To me, the experience of reading a webtoon oddly feels more like watching a TV show than reading a graphic novel. I think with toons it’s because you often can only see one panel/shot on your phone screen at a time as you scroll, and you can’t see several panels laid out before or after it like you can with a page of a graphic novel. It almost makes each panel like a page turn, as you never know what’s coming next, which can be really thrilling!

Something that’s struck me as I’ve edited the first two volumes of the graphic novel and cheered on Gwen and her sisters, both literal (the Pastel Princesses) and figurative (the Cursed Princesses), is how much her journey is a story of body positivity vs. body negativity, and even (mini-spoiler to volume 2) BDD – Body Dysmorphic Disorder. Was this deliberate on your part? What has it meant to you to tell this story?

I think that many people–certainly me included–have had an experience at some point in their life where an aspect of ourselves (not necessarily physical) that we’ve always accepted as normal, or even liked, gets shattered through the gaze of others.

It’s pretty much a rite of passage in the human experience, to the point where a lot of people’s reaction to that could be “you just get over it” or “it’s not a big deal.” And that can definitely be true, but I think it’s worth acknowledging and exploring how it shapes all of us differently in either a microscopic or big way. And I hope readers of this story can empathize with this feeling Gwen has, even if it’s not about looks, but about anything when it comes to shame or expectations of ourselves in front of others.

My goal with this story was to explore this theme in different variations, manifestations, and consequences through various characters around Gwen, but in a way that hopefully doesn’t get too heavy all the time.

Reader comments are such an interesting part of the experience. Have your readers made you reassess your stories at all, and have you changed anything because of them?

Oh, yes, definitely! If I had no feedback from my readers while making this, Cursed Princess Club would be a very different type of story. I think I would have put in a lot more silliness to diffuse the tension of exploring these darker topics. But it became clear from readers that I didn’t need to do that. And I really appreciate it. Also, when you make a story that has twists and turns and long-form developments, you have to know when to not listen to feedback, and to sit with the discomfort that readers may think one thing while you know it serves a bigger purpose later on, and have faith it will pay off. You have to enjoy being a bit of a joker or a troll at times.
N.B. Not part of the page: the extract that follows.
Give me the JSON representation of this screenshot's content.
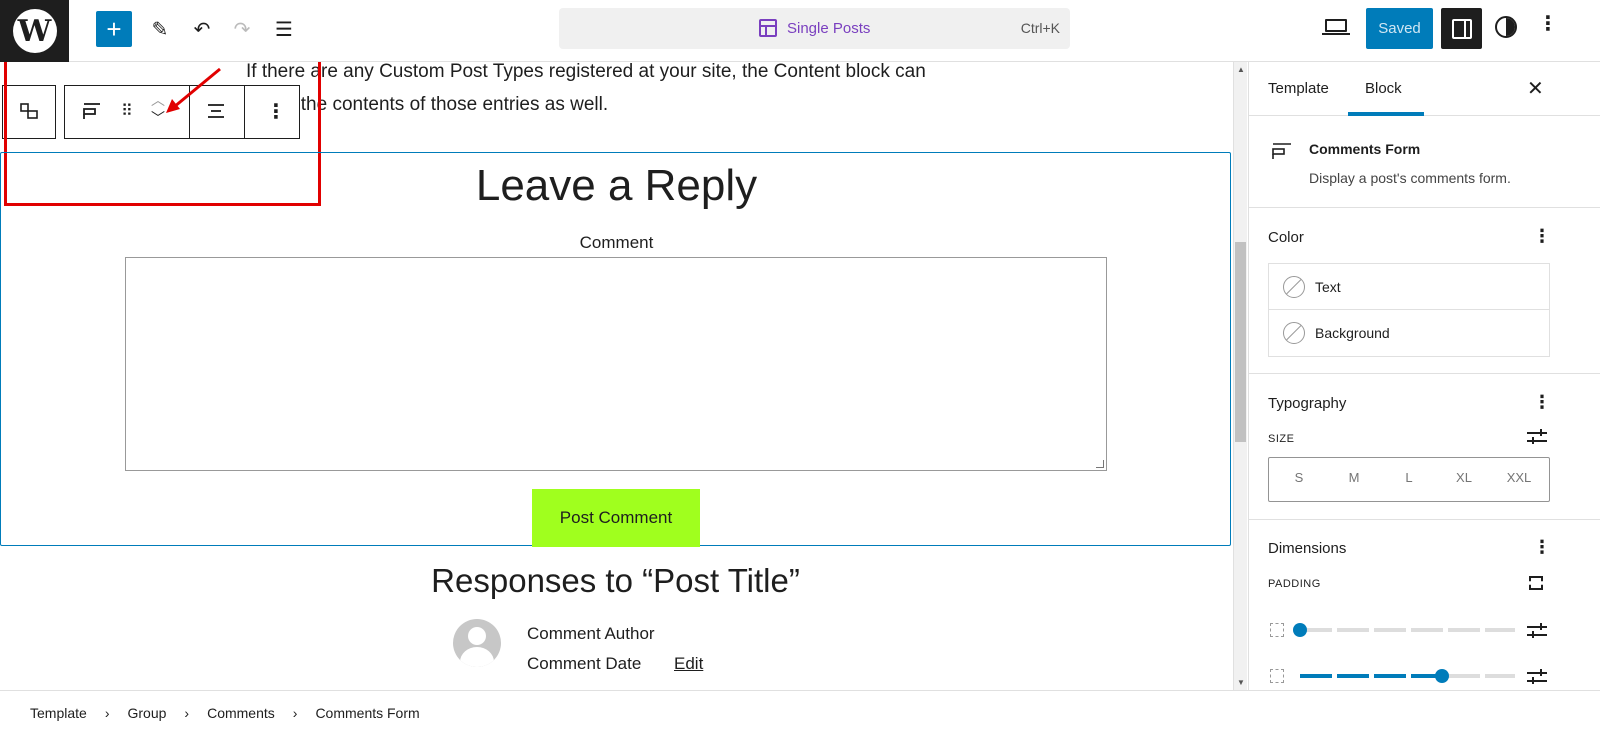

As a creator, what have you found most rewarding about this process?

Whether it’s making weekly episodes or a book, there’s no better feeling than having a reason to wake up every day and try your best at making something you believe in.